The expected answer is every line from the material below that has the word "icon".

———

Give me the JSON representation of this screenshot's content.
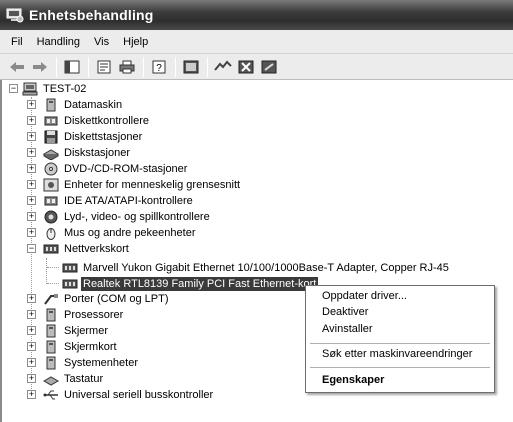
{
  "window": {
    "title": "Enhetsbehandling"
  },
  "menu": [
    "Fil",
    "Handling",
    "Vis",
    "Hjelp"
  ],
  "toolbar": {
    "buttons": [
      "back-icon",
      "forward-icon",
      "show-hide-tree-icon",
      "properties-icon",
      "print-icon",
      "help-icon",
      "scan-hardware-icon",
      "update-driver-icon",
      "uninstall-icon",
      "disable-icon"
    ]
  },
  "tree": {
    "root": "TEST-02",
    "categories": [
      "Datamaskin",
      "Diskettkontrollere",
      "Diskettstasjoner",
      "Diskstasjoner",
      "DVD-/CD-ROM-stasjoner",
      "Enheter for menneskelig grensesnitt",
      "IDE ATA/ATAPI-kontrollere",
      "Lyd-, video- og spillkontrollere",
      "Mus og andre pekeenheter",
      "Nettverkskort"
    ],
    "network_children": [
      "Marvell Yukon Gigabit Ethernet 10/100/1000Base-T Adapter, Copper RJ-45",
      "Realtek RTL8139 Family PCI Fast Ethernet-kort"
    ],
    "categories_after": [
      "Porter (COM og LPT)",
      "Prosessorer",
      "Skjermer",
      "Skjermkort",
      "Systemenheter",
      "Tastatur",
      "Universal seriell busskontroller"
    ]
  },
  "context_menu": {
    "items": [
      "Oppdater driver...",
      "Deaktiver",
      "Avinstaller",
      "Søk etter maskinvareendringer",
      "Egenskaper"
    ]
  }
}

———

**Task output:**
      "back-icon",
      "forward-icon",
      "show-hide-tree-icon",
      "properties-icon",
      "print-icon",
      "help-icon",
      "scan-hardware-icon",
      "update-driver-icon",
      "uninstall-icon",
      "disable-icon"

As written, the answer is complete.